When I opened my eyes, the light was still blinding, so I couldn’t clearly see the man who had saved us, but from the name and the miracle I knew that it must be Saint Nicholas. I recognized everything around us: the kitchen, the windows, the innkeeper (who looked at me, fully formed, and ran in panic from the room. We never saw him again). We were all in fetal positions, naked.

“We’re alive,” said Beppo, without enthusiasm. “Back in the famine.”

Leonardi rolled to a kneeling position and said, “I’m sorry, St. Nicholas! I was frightened, and I acted cruelly to my friends. Please forgive me.” But Nicholas was gone. He had already blessed us, apparently.

Beppo found our clothes in a corner and got up and tossed them to us.

“I’m sorry for the way I acted, friends,” said Beppo, looking shaken. “I should have known God would save us.”

“And I’m sorry I said those things to you,” Leonardi said to me.

I too felt a sense of relief at at least being alive again, and this washed away all my resentment. “It’s okay,” I said to Leonardi. “I said some harsh things, too.” And we shook hands. Then I noticed that he had a scar on his thumb, right below the nail.

“Let’s get out of here,” said Beppo.

“Which way?” I asked, but I didn’t know what I was saying. I was too shaken to pay attention to my own words, and I just rattled off whatever came to my (?) lips.

“Forward!” said Leonardi, leading the way. “God will take care of us!” So now Leonardi was leading. And it looked like he’d put on some weight.

Beppo nodded and said, “I’ve never been very religious, but now I know that God really is fair!”

I felt dizzy and sick. But they wanted to go, and I couldn’t leave them. We were inextricable now.

“Let’s just find someplace home.
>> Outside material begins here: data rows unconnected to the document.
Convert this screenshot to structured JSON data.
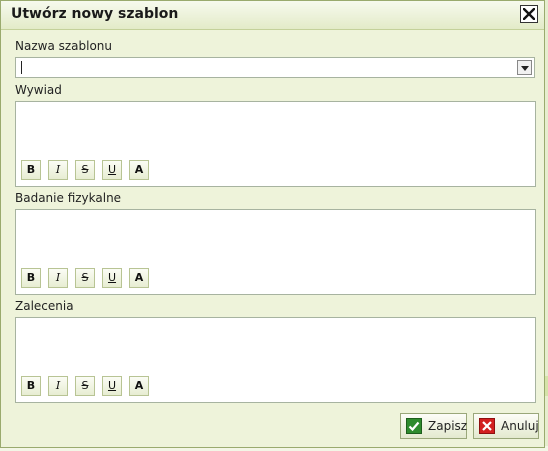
{
  "dialog": {
    "title": "Utwórz nowy szablon",
    "close_icon": "close-icon"
  },
  "template_name": {
    "label": "Nazwa szablonu",
    "value": ""
  },
  "sections": [
    {
      "label": "Wywiad"
    },
    {
      "label": "Badanie fizykalne"
    },
    {
      "label": "Zalecenia"
    }
  ],
  "toolbar": {
    "bold": "B",
    "italic": "I",
    "strike": "S",
    "underline": "U",
    "color": "A"
  },
  "buttons": {
    "save": "Zapisz",
    "cancel": "Anuluj"
  },
  "colors": {
    "dialog_bg": "#eef3da",
    "save_icon": "#2e8b2e",
    "cancel_icon": "#d21f1f"
  }
}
I mean safe,” I said, and I followed them through the rest of the village along the main road, taking in sights with maybe Beppo’s eyes, walking with possibly Leonardi’s legs, and with anybody’s heart juddering hard within my chest.